East of the mosque, embedded into one of the Ottoman era buildings, is a rare, wall-mounted colonial post-box dating to the reign of the British King George VI.
To the north is a building of the Colonial era with wild daffodils carved on both sides of the ornate portico arch, constructed as a school for Turkish Cypriot girls.  The building now functions as a home for elderly persons displaced from the north of the island.  Today, this part of the town also houses most of the small workshops of the people displace since 1974.

At the west end of Ankara street, turn left at the mosque, towards Agios Antonios church.  As you do so, note the fading inscription of the corner restaurant “Romantic bar & restaurant” in what is otherwise a rather derelict part of town, cut in two by the relentless stream of traffic and shoddy public development, pause and register the surroundings.

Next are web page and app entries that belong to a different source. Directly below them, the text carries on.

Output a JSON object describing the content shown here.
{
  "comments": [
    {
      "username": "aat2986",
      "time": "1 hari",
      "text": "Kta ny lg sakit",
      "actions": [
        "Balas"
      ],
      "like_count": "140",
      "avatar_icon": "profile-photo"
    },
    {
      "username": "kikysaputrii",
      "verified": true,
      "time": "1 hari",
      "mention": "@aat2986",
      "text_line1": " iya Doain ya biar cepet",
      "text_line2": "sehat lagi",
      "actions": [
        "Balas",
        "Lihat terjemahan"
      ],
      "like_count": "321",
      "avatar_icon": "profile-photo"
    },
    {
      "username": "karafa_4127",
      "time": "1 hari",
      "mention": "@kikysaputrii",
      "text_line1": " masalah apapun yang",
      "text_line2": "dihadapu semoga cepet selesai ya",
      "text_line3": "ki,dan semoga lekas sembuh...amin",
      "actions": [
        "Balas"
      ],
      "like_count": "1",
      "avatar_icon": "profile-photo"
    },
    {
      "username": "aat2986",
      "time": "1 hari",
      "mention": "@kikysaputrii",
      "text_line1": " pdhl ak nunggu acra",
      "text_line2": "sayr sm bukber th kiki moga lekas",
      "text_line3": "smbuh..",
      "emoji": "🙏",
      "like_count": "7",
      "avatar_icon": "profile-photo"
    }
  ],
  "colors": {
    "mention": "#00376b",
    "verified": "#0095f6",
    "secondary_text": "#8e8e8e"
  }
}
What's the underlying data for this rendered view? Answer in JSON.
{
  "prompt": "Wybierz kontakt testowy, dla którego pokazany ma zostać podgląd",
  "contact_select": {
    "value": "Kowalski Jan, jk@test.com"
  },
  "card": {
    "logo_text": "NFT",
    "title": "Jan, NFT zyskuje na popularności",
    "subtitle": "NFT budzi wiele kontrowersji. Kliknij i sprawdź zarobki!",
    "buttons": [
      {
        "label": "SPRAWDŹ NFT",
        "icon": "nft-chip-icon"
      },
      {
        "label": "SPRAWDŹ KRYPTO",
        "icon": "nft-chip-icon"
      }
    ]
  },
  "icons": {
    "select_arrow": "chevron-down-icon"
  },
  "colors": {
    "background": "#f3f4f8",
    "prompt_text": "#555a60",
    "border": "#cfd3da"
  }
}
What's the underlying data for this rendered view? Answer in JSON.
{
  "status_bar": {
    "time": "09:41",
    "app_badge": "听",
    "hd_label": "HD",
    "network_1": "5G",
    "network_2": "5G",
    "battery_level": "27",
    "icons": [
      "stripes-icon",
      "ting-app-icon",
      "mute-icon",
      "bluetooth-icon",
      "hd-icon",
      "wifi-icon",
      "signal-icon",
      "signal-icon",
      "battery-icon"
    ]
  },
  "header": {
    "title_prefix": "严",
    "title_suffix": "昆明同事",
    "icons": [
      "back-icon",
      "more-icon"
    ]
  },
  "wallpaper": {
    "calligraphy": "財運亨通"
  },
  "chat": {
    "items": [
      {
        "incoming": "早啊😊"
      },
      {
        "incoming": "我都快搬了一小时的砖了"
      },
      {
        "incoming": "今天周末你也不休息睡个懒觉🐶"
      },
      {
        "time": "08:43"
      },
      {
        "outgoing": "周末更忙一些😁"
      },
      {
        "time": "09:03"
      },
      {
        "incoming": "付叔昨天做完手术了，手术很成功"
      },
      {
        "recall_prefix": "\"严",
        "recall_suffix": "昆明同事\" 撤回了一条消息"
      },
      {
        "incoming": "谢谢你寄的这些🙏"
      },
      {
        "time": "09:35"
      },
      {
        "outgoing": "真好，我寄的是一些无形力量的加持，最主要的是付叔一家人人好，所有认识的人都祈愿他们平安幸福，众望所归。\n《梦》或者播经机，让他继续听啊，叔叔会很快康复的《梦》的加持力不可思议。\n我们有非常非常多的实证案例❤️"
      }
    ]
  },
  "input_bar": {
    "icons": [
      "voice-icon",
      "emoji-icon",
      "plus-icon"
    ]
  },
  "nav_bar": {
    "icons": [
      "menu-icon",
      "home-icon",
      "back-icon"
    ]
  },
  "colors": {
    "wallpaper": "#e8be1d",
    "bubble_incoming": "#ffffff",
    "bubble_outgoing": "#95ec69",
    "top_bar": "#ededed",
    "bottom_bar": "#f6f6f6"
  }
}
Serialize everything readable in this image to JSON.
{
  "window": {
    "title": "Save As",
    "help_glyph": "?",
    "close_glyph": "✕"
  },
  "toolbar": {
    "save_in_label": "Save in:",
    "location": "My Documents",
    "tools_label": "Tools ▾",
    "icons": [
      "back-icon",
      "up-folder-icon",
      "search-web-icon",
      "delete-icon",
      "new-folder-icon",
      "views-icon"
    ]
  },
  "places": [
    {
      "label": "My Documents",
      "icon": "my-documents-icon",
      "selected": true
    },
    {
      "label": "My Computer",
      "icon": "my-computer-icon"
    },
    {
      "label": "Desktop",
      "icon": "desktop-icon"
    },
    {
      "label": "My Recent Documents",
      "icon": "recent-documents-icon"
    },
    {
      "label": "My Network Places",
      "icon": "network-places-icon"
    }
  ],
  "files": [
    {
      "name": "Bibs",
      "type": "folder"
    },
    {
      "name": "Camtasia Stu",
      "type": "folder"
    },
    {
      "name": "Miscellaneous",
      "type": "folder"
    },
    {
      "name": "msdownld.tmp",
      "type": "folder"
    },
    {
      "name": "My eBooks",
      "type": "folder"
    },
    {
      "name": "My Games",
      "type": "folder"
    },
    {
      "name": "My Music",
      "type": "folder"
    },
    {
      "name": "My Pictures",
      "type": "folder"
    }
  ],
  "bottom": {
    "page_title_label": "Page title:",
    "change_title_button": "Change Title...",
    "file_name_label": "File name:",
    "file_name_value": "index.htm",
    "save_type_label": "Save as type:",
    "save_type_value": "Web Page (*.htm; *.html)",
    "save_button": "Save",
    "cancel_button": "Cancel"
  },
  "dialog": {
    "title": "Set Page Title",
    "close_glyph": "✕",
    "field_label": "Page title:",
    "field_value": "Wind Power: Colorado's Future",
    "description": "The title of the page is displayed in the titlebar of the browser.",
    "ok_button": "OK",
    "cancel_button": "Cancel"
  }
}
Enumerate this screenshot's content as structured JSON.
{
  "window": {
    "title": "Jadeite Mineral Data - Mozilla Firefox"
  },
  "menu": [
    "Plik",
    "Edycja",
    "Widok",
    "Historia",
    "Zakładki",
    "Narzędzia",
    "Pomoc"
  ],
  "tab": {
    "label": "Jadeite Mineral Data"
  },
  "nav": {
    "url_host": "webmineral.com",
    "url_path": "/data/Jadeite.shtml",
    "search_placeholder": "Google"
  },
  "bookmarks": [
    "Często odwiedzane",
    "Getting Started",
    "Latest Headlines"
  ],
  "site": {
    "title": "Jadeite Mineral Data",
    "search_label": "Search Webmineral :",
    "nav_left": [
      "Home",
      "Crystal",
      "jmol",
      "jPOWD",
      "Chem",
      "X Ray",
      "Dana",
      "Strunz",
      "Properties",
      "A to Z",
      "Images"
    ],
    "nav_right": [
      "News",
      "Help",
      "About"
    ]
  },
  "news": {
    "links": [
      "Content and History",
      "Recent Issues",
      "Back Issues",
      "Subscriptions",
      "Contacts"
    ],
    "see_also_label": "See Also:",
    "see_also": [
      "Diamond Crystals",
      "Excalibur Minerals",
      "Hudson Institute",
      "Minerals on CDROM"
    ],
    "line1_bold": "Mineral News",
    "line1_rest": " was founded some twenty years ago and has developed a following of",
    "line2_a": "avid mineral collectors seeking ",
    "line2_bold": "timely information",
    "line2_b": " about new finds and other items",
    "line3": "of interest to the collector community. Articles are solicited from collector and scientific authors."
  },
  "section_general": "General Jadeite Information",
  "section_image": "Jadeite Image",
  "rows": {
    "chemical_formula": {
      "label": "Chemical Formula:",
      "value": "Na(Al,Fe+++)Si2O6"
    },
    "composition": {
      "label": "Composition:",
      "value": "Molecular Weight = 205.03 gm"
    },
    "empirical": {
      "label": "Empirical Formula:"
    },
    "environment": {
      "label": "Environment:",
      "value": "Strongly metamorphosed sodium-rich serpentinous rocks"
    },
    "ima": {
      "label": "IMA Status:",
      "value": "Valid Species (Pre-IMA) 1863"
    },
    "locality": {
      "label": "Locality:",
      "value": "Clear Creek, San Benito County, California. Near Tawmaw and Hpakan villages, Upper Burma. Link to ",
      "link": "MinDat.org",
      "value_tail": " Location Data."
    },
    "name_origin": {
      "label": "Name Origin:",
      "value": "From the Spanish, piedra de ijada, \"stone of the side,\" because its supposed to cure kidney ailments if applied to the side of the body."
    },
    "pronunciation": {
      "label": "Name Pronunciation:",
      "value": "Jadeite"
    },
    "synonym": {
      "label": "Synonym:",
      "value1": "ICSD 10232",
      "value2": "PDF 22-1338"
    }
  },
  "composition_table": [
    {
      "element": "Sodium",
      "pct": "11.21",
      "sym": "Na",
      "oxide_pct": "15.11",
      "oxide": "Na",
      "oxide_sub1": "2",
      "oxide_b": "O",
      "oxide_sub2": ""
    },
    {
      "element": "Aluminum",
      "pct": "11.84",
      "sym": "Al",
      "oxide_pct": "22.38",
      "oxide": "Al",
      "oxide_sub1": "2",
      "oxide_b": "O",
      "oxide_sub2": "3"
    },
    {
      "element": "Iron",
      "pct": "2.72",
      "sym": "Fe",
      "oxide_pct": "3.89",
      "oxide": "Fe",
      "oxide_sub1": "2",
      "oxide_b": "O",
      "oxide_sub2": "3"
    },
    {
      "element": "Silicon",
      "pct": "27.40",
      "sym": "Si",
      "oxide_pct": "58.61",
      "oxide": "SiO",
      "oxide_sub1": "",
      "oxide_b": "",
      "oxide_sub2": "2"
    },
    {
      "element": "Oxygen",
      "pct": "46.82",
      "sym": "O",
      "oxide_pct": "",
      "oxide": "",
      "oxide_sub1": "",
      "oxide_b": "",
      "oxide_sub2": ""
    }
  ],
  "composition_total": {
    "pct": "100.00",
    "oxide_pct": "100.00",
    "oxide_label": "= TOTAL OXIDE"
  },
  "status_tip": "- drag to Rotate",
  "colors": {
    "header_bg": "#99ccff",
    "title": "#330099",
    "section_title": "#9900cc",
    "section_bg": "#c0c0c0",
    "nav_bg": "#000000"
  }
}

On the left is the Jedid Mosque, with its minaret, where the Hodja would call to prayers.  From across the river bed, lined in prickly pear cacturs, cypress, olive and palm trees, the prayer bells of the 19th century Agios Antonios church would sound together with the Hodja’s cries.
The ships and fishing boats, would add to the evening sounds, as Christian women crossed the Ottoman neighbourhood to go to vespers, greeting their neighbours on the way. 

In doorways men would smoke hubble-bubble pipes, the clack of dice and back-gammon, punctuating the air.  The cries of innumerable swallows preparing to roost complete the evening sounds as the birds swoop over the still surviving mud brick buildings, in pockets of the old neighbourhoods.